> _Work to complete_: The response must contain every line from the records below that has "size".

> _Information supplied_:

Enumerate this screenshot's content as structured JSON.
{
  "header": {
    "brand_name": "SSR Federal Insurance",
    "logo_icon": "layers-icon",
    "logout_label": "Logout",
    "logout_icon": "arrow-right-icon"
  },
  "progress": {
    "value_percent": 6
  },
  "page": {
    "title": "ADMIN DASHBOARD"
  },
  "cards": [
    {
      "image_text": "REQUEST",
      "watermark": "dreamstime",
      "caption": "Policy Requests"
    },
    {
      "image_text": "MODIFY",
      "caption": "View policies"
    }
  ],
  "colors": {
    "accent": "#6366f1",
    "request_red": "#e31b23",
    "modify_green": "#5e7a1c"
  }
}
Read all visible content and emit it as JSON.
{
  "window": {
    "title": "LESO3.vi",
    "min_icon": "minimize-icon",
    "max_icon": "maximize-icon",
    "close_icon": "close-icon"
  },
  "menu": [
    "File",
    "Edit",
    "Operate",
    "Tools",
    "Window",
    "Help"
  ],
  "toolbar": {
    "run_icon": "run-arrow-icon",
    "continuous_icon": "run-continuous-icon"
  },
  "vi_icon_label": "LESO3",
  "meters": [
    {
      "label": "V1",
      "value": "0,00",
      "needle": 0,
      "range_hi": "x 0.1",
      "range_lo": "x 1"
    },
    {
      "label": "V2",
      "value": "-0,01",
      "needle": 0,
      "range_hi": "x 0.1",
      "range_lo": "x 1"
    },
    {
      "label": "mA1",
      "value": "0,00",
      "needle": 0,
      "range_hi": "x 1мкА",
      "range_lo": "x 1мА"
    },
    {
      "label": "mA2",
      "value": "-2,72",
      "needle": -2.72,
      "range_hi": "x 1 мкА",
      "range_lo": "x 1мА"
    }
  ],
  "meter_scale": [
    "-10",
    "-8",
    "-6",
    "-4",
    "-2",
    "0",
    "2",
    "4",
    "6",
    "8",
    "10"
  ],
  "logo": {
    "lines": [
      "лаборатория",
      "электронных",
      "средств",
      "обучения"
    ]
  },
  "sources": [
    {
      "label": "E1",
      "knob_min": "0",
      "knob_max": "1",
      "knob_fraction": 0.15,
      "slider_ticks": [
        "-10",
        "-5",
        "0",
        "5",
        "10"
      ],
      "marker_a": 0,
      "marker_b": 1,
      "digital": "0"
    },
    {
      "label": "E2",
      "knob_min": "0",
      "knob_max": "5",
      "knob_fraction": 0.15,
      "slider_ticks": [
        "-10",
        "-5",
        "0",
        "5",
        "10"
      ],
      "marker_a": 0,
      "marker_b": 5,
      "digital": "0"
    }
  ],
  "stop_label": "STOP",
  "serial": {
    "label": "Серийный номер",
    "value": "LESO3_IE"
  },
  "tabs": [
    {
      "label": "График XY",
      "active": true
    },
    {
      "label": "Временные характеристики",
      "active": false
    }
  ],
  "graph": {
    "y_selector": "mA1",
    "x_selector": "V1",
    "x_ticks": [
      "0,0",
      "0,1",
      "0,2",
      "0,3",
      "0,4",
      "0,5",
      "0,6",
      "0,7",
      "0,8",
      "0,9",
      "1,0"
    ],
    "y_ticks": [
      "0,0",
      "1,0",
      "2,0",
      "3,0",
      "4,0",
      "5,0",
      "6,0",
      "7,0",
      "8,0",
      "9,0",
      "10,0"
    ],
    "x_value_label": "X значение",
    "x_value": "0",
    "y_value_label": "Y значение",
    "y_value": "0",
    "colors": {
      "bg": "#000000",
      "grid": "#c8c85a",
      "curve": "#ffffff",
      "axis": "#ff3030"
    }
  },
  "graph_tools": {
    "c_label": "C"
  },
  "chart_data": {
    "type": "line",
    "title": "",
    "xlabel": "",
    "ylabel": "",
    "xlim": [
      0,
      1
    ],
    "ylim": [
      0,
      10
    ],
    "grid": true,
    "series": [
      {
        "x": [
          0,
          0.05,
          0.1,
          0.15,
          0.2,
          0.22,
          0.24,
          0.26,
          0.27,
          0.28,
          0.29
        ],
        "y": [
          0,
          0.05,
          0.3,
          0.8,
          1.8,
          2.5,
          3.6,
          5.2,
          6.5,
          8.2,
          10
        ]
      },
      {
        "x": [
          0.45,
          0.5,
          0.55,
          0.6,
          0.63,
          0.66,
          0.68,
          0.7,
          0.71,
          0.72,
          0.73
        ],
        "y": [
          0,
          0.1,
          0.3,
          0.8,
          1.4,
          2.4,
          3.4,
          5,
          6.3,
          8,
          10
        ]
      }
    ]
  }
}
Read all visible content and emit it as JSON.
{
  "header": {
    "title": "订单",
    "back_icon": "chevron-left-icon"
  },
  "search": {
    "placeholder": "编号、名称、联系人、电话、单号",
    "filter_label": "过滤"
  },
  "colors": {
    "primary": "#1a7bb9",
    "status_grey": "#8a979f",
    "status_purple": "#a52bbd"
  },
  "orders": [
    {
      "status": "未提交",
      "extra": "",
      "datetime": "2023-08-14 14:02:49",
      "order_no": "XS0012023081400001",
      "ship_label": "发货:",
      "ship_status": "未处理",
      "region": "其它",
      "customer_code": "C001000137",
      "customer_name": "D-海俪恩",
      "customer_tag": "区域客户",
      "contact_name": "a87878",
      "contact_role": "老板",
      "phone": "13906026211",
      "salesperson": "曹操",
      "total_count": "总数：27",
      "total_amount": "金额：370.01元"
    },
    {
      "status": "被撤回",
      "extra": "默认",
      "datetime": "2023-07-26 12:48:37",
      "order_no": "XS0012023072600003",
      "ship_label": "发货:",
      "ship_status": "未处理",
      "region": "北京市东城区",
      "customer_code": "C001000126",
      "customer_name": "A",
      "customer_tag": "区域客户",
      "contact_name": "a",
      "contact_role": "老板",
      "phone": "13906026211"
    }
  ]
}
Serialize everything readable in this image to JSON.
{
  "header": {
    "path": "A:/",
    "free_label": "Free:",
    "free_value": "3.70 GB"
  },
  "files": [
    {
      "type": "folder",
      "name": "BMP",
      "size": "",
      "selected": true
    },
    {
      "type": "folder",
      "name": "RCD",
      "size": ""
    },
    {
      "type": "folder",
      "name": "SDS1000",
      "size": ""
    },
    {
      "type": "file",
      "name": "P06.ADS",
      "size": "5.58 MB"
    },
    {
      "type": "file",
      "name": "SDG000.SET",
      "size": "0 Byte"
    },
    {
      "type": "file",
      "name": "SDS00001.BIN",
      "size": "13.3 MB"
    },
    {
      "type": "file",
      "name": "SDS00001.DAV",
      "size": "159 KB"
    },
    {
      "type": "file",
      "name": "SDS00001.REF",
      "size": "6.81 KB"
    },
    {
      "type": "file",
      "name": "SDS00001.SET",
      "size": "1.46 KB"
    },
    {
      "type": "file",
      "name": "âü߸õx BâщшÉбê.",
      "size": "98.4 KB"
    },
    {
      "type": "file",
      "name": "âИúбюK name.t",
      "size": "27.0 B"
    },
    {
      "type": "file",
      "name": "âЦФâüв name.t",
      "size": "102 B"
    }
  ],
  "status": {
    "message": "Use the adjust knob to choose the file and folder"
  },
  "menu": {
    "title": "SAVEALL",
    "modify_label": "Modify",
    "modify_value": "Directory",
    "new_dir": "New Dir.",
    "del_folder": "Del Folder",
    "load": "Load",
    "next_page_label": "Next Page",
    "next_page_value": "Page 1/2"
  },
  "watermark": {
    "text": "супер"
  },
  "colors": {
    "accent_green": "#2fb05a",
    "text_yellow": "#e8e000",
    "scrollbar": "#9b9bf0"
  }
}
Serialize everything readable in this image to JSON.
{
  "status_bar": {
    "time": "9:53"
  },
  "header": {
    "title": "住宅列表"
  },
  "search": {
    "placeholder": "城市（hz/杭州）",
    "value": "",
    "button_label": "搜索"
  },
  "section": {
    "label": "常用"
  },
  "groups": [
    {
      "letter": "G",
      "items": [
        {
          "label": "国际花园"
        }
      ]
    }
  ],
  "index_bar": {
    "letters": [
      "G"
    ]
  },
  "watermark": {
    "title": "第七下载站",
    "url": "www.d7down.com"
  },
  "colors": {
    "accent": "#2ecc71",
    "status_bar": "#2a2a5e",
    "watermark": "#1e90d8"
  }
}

> _Output for this task_:
      "size": "",
      "size": ""
      "size": ""
      "size": "5.58 MB"
      "size": "0 Byte"
      "size": "13.3 MB"
      "size": "159 KB"
      "size": "6.81 KB"
      "size": "1.46 KB"
      "size": "98.4 KB"
      "size": "27.0 B"
      "size": "102 B"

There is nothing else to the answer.